So when is a contractor dependent/independent?

Generally speaking, a tutoring agency will be seeking to operate with tutors as independent contractors, given the way it distributes out the work with clients and only pays VAT on its commission. As the paying of minimum wage is unlikely to be an issue, there are a couple of important processes to bear in mind to make sure, as an agency, you are compliant with the relevant employment status. If not, you might be liable to have VAT calculated on the client fee, rather than the commission, as well as having to pay National Insurance contributions to your tutors.

A couple of areas of attention involve paying tutors upon receipt of payment from clients. TutorCruncher is designed to make this easy for you, as Payment Orders will not be drafted unless the lessons on there appear on a paid invoice from a client (though you can override this if applicable to your company). That way, you are only paying tutors when you have received client payment and are operating consistently with the agency principle. However, if tutors are paid ahead of payment received from a client then, as your agency is effectively guaranteeing their wages, they are no longer treated as independent contractors and so the lessons should be VATable and National Insurance contributions come into play. There are other interesting areas such as giving your tutors a uniform, which blur the lines again between a dependent/independent contractor, which are worth exploring with your accountant to ensure your company is fully compliant with HMRC.
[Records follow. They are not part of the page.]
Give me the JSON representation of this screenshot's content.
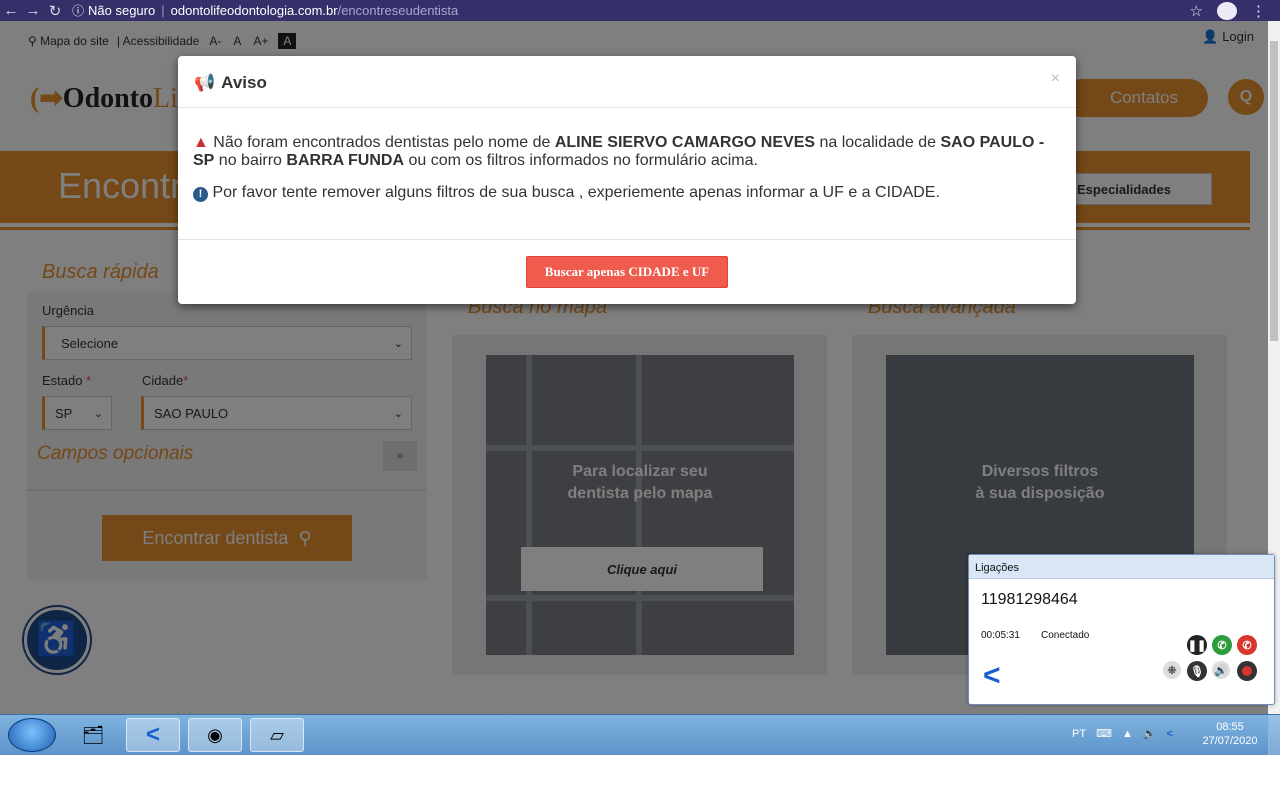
{
  "browser": {
    "not_secure": "Não seguro",
    "host": "odontolifeodontologia.com.br",
    "path": "/encontreseudentista"
  },
  "site": {
    "sitemap": "Mapa do site",
    "accessibility": "| Acessibilidade",
    "font_small": "A-",
    "font_normal": "A",
    "font_large": "A+",
    "contrast": "A",
    "login": "Login",
    "logo_main": "Odonto",
    "logo_accent": "Life",
    "contacts": "Contatos",
    "banner_title": "Encontre",
    "specialties": "Especialidades",
    "quick_search_title": "Busca rápida",
    "urgency_label": "Urgência",
    "urgency_value": "Selecione",
    "state_label": "Estado",
    "state_value": "SP",
    "city_label": "Cidade",
    "city_value": "SAO PAULO",
    "required_mark": "*",
    "optional_fields": "Campos opcionais",
    "find_button": "Encontrar dentista",
    "map_search_title": "Busca no mapa",
    "map_caption_1": "Para localizar seu",
    "map_caption_2": "dentista pelo mapa",
    "map_cta": "Clique aqui",
    "advanced_search_title": "Busca avançada",
    "adv_caption_1": "Diversos filtros",
    "adv_caption_2": "à sua disposição"
  },
  "modal": {
    "title": "Aviso",
    "close": "×",
    "msg1_a": "Não foram encontrados dentistas pelo nome de",
    "msg1_name": "ALINE SIERVO CAMARGO NEVES",
    "msg1_b": "na localidade de",
    "msg1_place": "SAO PAULO - SP",
    "msg1_c": "no bairro",
    "msg1_district": "BARRA FUNDA",
    "msg1_d": "ou com os filtros informados no formulário acima.",
    "msg2": "Por favor tente remover alguns filtros de sua busca , experiemente apenas informar a UF e a CIDADE.",
    "button": "Buscar apenas CIDADE e UF"
  },
  "call_widget": {
    "title": "Ligações",
    "number": "11981298464",
    "duration": "00:05:31",
    "status": "Conectado"
  },
  "taskbar": {
    "lang": "PT",
    "time": "08:55",
    "date": "27/07/2020"
  },
  "colors": {
    "brand_orange": "#e8912e",
    "modal_button": "#ef5c4e",
    "browser_bar": "#35306a"
  }
}
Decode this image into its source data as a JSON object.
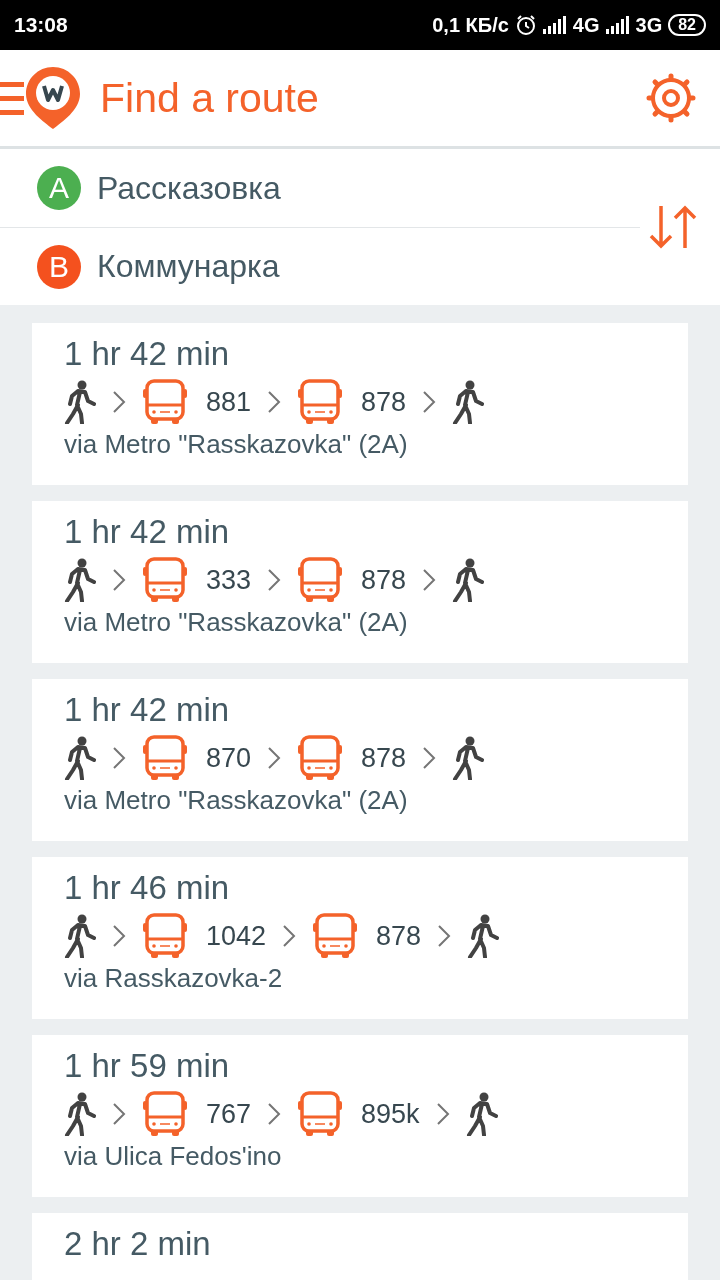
{
  "status_bar": {
    "time": "13:08",
    "speed": "0,1 КБ/с",
    "network_1": "4G",
    "network_2": "3G",
    "battery": "82"
  },
  "header": {
    "title": "Find a route"
  },
  "points": [
    {
      "badge": "A",
      "name": "Рассказовка",
      "color": "#4caf50"
    },
    {
      "badge": "B",
      "name": "Коммунарка",
      "color": "#f4511e"
    }
  ],
  "routes": [
    {
      "duration": "1 hr 42 min",
      "legs": [
        {
          "kind": "walk"
        },
        {
          "kind": "bus",
          "number": "881"
        },
        {
          "kind": "bus",
          "number": "878"
        },
        {
          "kind": "walk"
        }
      ],
      "via": "via Metro \"Rasskazovka\" (2A)"
    },
    {
      "duration": "1 hr 42 min",
      "legs": [
        {
          "kind": "walk"
        },
        {
          "kind": "bus",
          "number": "333"
        },
        {
          "kind": "bus",
          "number": "878"
        },
        {
          "kind": "walk"
        }
      ],
      "via": "via Metro \"Rasskazovka\" (2A)"
    },
    {
      "duration": "1 hr 42 min",
      "legs": [
        {
          "kind": "walk"
        },
        {
          "kind": "bus",
          "number": "870"
        },
        {
          "kind": "bus",
          "number": "878"
        },
        {
          "kind": "walk"
        }
      ],
      "via": "via Metro \"Rasskazovka\" (2A)"
    },
    {
      "duration": "1 hr 46 min",
      "legs": [
        {
          "kind": "walk"
        },
        {
          "kind": "bus",
          "number": "1042"
        },
        {
          "kind": "bus",
          "number": "878"
        },
        {
          "kind": "walk"
        }
      ],
      "via": "via Rasskazovka-2"
    },
    {
      "duration": "1 hr 59 min",
      "legs": [
        {
          "kind": "walk"
        },
        {
          "kind": "bus",
          "number": "767"
        },
        {
          "kind": "bus",
          "number": "895k"
        },
        {
          "kind": "walk"
        }
      ],
      "via": "via Ulica Fedos'ino"
    },
    {
      "duration": "2 hr 2 min"
    }
  ]
}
Ultimately, we at TutorCruncher would always recommend speaking to your accountant to ensure you have an effective understanding of the regulations and how your company’s structures fit in with this. We are always happy to offer advice ourselves, as well as give you the tools to take the hassle out of your compliance and focus on growing your company.